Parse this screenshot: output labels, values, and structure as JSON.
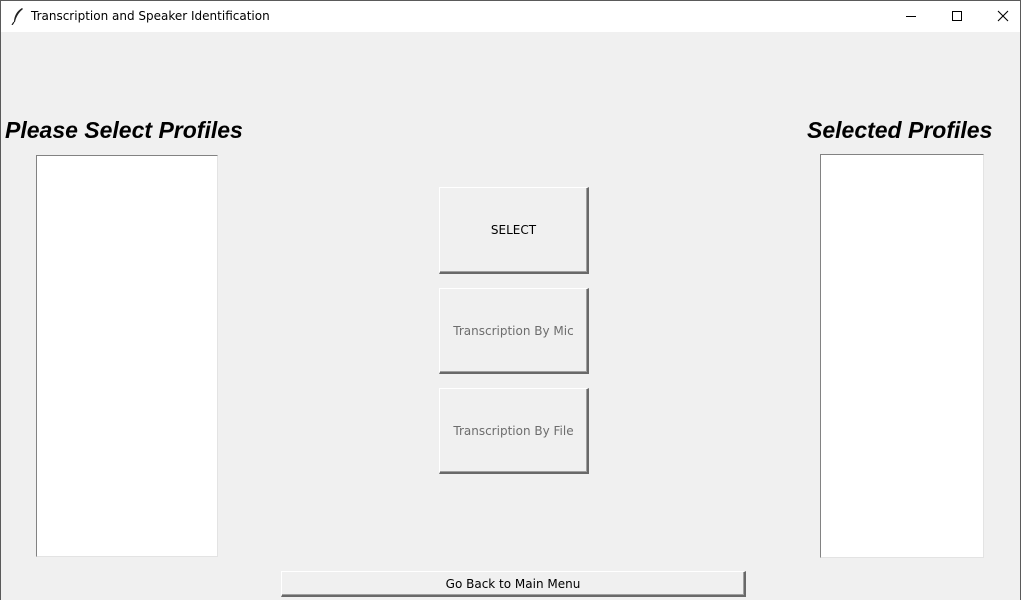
{
  "window": {
    "title": "Transcription and Speaker Identification",
    "icon": "feather-icon",
    "controls": [
      "minimize-icon",
      "maximize-icon",
      "close-icon"
    ]
  },
  "left_panel": {
    "heading": "Please Select Profiles",
    "items": []
  },
  "right_panel": {
    "heading": "Selected Profiles",
    "items": []
  },
  "actions": {
    "select_label": "SELECT",
    "mic_label": "Transcription By Mic",
    "file_label": "Transcription By File",
    "back_label": "Go Back to Main Menu"
  },
  "colors": {
    "window_bg": "#f0f0f0",
    "listbox_bg": "#ffffff",
    "disabled_text": "#6d6d6d"
  }
}
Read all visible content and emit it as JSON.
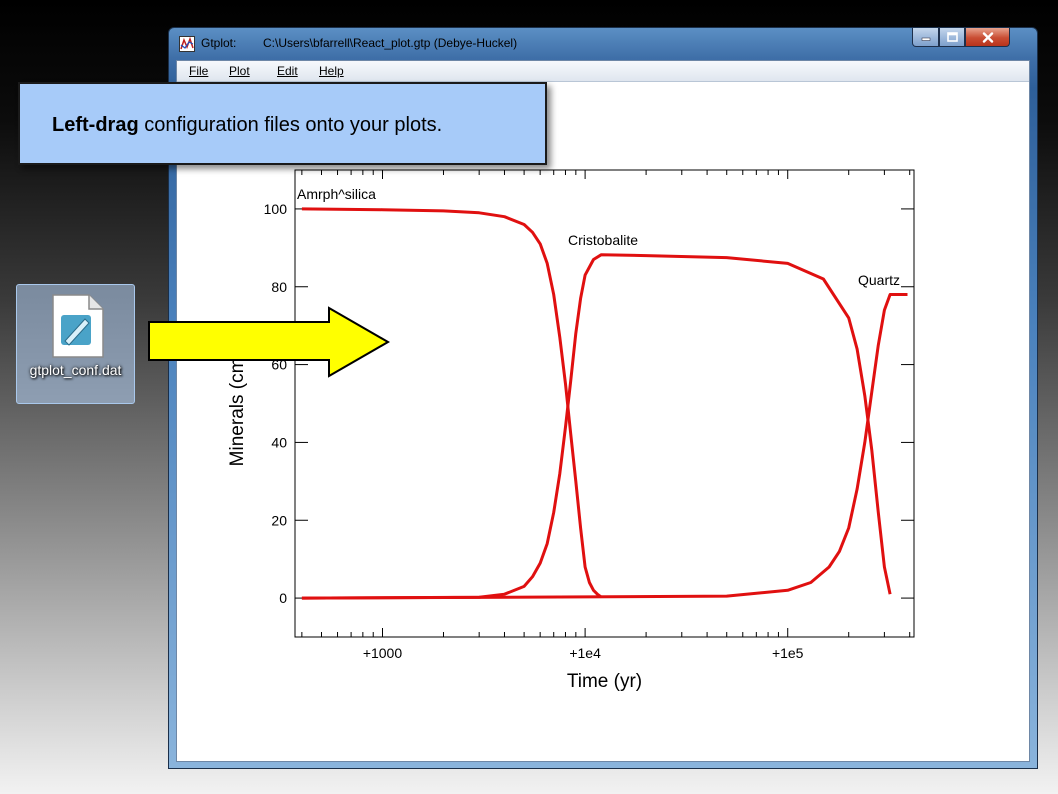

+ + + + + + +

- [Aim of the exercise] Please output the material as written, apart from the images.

- [Answer section]
Parse this screenshot: output labels, values, and structure as JSON.
{
  "window": {
    "title": "Transcription and Speaker Identification",
    "icon": "feather-icon",
    "controls": [
      "minimize-icon",
      "maximize-icon",
      "close-icon"
    ]
  },
  "left_panel": {
    "heading": "Please Select Profiles",
    "items": []
  },
  "right_panel": {
    "heading": "Selected Profiles",
    "items": []
  },
  "actions": {
    "select_label": "SELECT",
    "mic_label": "Transcription By Mic",
    "file_label": "Transcription By File",
    "back_label": "Go Back to Main Menu"
  },
  "colors": {
    "window_bg": "#f0f0f0",
    "listbox_bg": "#ffffff",
    "disabled_text": "#6d6d6d"
  }
}
Read all visible content and emit it as JSON.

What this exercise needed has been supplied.